_PROBLEM TO WORK ON_
Within the listing below, the lines containing "JSON" are to be counted. Give the number only.

_INPUT FOR THIS TASK_
BEGIN
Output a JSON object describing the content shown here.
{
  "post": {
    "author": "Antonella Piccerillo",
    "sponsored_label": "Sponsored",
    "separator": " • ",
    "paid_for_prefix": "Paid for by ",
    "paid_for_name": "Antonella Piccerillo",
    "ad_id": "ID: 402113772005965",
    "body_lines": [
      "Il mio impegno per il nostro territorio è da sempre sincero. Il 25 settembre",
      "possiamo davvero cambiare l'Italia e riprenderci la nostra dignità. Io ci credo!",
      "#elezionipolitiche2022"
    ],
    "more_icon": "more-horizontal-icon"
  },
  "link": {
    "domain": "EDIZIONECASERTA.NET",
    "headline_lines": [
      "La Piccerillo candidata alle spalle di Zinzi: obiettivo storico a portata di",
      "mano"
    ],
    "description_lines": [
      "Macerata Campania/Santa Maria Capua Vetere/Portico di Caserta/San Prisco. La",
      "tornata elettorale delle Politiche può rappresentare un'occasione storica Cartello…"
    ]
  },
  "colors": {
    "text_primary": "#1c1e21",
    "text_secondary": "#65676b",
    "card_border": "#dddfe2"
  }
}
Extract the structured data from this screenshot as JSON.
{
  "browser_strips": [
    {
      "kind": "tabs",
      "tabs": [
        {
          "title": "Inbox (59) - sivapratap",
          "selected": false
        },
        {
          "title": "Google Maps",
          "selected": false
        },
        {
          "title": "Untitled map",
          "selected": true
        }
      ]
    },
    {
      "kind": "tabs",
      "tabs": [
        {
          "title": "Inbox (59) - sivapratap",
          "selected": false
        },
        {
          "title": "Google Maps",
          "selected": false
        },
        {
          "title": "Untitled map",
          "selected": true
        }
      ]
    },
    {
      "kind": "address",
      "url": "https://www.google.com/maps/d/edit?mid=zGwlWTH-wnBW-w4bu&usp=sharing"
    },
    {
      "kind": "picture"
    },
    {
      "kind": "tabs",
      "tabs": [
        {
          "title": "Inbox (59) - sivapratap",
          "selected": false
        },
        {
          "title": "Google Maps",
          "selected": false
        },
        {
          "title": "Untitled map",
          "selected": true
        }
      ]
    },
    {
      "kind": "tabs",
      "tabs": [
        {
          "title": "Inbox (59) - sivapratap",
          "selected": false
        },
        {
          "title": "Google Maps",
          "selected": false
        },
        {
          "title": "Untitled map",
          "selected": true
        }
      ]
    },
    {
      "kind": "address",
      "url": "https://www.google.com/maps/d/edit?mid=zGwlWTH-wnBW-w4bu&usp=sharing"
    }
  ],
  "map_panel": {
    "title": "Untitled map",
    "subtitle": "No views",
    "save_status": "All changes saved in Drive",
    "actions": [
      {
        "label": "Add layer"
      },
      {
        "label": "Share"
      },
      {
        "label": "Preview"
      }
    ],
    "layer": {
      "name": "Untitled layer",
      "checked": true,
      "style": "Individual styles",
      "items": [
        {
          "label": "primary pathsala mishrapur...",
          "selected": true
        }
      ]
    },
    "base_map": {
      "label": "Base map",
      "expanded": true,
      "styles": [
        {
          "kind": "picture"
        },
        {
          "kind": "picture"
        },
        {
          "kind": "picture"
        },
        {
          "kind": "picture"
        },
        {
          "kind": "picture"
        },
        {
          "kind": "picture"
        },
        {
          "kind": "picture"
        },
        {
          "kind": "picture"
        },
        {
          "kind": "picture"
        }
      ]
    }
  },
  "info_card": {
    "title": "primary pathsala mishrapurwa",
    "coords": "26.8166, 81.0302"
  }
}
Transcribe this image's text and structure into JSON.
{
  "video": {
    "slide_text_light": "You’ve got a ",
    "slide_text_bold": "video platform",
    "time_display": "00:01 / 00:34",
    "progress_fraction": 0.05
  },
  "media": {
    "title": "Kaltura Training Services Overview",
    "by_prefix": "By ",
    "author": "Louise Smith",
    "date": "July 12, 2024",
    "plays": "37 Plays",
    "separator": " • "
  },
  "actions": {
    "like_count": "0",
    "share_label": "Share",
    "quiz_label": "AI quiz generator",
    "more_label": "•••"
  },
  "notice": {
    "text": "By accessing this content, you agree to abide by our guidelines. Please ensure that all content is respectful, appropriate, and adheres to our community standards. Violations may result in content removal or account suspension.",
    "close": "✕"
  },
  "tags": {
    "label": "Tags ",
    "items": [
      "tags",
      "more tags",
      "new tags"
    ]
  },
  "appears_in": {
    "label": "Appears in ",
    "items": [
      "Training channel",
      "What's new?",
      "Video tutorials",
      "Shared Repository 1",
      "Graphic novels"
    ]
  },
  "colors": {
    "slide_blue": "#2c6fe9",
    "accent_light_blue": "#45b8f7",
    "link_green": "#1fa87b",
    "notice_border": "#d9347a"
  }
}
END
_RESPONSE AREA_
3